Stored entries
────────────────
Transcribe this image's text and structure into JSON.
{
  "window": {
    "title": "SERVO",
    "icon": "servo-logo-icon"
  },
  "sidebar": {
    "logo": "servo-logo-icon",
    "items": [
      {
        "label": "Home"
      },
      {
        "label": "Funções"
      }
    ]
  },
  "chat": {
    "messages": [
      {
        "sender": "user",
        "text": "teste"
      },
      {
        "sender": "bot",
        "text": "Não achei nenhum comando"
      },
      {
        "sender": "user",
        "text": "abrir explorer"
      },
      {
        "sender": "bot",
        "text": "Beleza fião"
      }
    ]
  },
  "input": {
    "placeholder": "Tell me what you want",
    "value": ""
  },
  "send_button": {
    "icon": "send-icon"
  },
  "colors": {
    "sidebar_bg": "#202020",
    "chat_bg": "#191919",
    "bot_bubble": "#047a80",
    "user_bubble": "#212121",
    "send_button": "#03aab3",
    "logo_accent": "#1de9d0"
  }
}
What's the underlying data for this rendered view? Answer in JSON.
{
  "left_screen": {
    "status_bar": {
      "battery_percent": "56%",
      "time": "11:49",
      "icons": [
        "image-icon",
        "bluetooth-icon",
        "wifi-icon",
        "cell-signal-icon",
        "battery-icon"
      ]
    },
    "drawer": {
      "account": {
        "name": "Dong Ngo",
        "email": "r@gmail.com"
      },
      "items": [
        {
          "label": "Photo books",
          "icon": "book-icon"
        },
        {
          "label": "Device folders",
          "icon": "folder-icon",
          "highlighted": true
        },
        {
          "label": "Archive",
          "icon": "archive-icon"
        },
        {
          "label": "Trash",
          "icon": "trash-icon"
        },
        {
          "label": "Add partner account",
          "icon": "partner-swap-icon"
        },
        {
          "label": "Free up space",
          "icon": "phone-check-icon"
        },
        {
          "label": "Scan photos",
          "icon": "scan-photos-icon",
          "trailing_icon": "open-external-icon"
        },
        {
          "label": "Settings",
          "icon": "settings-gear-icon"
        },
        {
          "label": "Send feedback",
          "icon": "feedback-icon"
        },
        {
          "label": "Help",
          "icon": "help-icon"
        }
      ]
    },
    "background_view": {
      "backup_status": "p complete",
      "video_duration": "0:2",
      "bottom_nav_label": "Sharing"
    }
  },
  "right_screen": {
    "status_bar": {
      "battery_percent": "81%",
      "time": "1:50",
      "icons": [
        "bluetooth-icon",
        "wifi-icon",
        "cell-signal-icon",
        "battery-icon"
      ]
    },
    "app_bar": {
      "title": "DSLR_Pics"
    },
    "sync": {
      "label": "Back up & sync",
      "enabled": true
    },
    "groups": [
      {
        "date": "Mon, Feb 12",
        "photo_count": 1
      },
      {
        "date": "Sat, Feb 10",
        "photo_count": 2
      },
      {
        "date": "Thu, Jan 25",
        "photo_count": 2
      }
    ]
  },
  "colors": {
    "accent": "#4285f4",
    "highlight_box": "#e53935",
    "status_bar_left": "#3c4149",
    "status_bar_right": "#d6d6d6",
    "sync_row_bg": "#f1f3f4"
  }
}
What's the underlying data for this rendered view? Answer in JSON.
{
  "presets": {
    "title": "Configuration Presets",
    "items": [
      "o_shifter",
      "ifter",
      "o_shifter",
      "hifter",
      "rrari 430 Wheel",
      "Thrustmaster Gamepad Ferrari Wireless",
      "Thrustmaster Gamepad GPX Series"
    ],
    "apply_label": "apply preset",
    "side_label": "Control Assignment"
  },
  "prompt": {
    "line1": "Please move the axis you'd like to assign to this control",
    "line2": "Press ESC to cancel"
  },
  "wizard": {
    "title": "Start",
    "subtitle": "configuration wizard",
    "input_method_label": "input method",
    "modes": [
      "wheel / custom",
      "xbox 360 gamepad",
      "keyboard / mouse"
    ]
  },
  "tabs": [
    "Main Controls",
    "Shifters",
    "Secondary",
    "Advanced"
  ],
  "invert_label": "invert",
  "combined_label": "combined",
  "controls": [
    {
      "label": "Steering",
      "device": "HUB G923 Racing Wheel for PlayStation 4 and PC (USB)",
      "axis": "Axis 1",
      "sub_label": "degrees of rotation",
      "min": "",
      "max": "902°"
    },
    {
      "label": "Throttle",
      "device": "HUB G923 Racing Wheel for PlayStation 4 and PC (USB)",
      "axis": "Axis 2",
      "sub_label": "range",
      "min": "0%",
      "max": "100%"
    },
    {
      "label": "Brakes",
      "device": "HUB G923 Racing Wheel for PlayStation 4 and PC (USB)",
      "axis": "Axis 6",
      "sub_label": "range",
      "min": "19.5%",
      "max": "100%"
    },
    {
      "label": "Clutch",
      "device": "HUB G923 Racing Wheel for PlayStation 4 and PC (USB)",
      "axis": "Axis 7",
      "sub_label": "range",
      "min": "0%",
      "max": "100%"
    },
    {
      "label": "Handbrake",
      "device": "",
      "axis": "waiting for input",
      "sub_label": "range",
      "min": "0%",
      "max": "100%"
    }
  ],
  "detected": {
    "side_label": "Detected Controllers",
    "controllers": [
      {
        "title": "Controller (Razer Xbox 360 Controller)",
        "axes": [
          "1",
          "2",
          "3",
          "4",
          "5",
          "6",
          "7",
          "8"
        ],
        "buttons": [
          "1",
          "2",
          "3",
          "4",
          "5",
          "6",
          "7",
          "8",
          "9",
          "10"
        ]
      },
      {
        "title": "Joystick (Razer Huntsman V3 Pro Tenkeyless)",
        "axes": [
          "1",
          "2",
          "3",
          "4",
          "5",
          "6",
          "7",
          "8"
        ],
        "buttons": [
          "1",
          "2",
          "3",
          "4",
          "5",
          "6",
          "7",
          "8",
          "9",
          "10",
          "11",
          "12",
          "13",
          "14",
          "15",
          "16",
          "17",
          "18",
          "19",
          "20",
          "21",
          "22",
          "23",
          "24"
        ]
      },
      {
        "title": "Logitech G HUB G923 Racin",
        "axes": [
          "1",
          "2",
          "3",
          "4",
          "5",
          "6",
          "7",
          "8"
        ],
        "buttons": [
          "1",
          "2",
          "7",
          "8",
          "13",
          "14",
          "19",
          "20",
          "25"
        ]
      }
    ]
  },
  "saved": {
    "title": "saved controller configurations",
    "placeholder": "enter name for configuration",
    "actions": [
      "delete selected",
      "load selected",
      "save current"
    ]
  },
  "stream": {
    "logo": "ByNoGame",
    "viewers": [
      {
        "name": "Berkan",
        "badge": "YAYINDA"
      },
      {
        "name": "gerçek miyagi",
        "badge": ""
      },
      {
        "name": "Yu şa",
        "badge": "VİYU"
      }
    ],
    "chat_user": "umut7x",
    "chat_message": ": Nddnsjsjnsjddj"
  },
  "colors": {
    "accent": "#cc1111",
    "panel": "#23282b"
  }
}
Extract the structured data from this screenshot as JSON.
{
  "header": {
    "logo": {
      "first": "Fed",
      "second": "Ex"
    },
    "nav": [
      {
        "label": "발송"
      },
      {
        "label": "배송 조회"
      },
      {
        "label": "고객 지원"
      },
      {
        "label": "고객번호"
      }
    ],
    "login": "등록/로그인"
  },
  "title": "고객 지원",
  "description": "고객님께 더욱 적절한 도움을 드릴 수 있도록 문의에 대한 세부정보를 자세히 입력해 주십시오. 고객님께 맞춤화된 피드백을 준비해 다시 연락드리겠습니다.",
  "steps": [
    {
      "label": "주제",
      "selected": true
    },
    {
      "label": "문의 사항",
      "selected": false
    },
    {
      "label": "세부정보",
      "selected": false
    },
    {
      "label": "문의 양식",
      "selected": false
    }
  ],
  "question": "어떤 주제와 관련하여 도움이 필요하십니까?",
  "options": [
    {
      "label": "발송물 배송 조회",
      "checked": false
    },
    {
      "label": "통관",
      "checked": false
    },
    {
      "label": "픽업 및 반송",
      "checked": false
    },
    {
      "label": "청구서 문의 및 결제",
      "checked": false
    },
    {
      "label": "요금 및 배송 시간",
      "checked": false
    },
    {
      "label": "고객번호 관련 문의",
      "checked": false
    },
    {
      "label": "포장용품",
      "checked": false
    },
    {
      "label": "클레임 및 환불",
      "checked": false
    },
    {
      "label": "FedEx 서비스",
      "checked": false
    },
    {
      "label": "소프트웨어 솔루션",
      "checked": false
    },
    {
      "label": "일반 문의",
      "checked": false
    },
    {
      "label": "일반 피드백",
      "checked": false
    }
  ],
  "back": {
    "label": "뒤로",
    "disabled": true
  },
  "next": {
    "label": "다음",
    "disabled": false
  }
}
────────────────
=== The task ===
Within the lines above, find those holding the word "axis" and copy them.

=== Finished task ===
    "line1": "Please move the axis you'd like to assign to this control",
      "axis": "Axis 1",
      "axis": "Axis 2",
      "axis": "Axis 6",
      "axis": "Axis 7",
      "axis": "waiting for input",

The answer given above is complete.